You could be reading the full-text of this article now if you...

If you have access to this article through your institution,
you can view this article in

Medicare Fraud in the United States: Can it Ever be Stopped?

Hill, Chelsea MS; Hunter, Alex MS; Johnson, Leslie DPT, MS, PT; Coustasse, Alberto DrPH, MD, MBA, MPH

Health Care Manager:
doi: 10.1097/HCM.0000000000000019
Article
Abstract

The majority of the United States health care fraud has been focused on the major public program, Medicare. The yearly financial loss from Medicare fraud has been estimated at about $54 billion. The purpose of this research study was to explore the current state of Medicare fraud in the United States, identify current policies and laws that foster Medicare fraud, and determine the financial impact of Medicare fraud. The methodology for this study was a literature review. Research was conducted using a scholarly online database search and government Web sites. The number of individuals charged with criminal fraud increased from 797 cases in fiscal year 2008 to 1430 cases in fiscal year 2011—an increase of more than 75%. According to 2010 data, of the 7848 subjects investigated for criminal fraud, 25% were medical facilities, and 16% were medical equipment suppliers. In 2009 and 2010, the Health Care Fraud and Abuse Control Program recovered approximately $25.2 million of taxpayers’ money. Educating providers about the policies and laws designed to prevent fraud would help them to become partners. Many new programs and partnerships with government agencies have also been developed to combat Medicare fraud. Medicare fraud has been a persistent crime, and laws and policies alone have not been enough to control the problem. With investments in governmental partnerships and new systems, the United States can reduce Medicare fraud but probably will not stop it altogether.

Author Information

Author Affiliations: Health Care Administration Program, College of Business, Marshall University Graduate College, South Charleston, West Virginia.

The authors have no conflict of interest.

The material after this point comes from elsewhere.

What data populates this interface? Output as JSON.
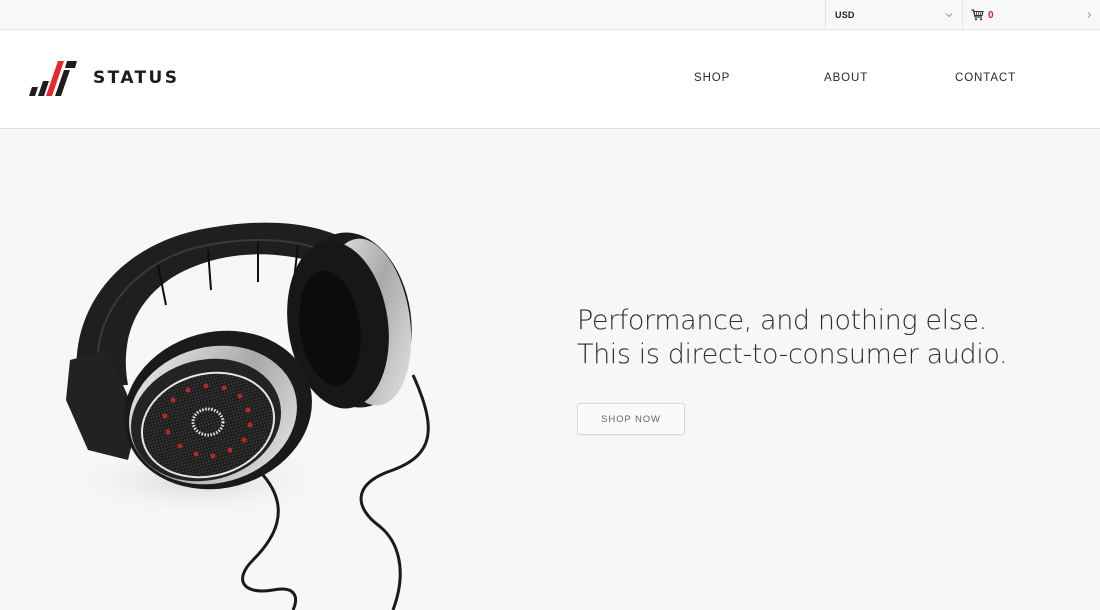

Correspondence: Alberto Coustasse, DrPH, MD, MBA, MPH, Health Care Administration Program, College of Business, Marshall University Graduate College, 100 Angus E. Peyton Dr, South Charleston, WV 25303 ( coustassehen@marshall.edu).

Copyright © 2014 Wolters Kluwer Health, Inc. All rights reserved.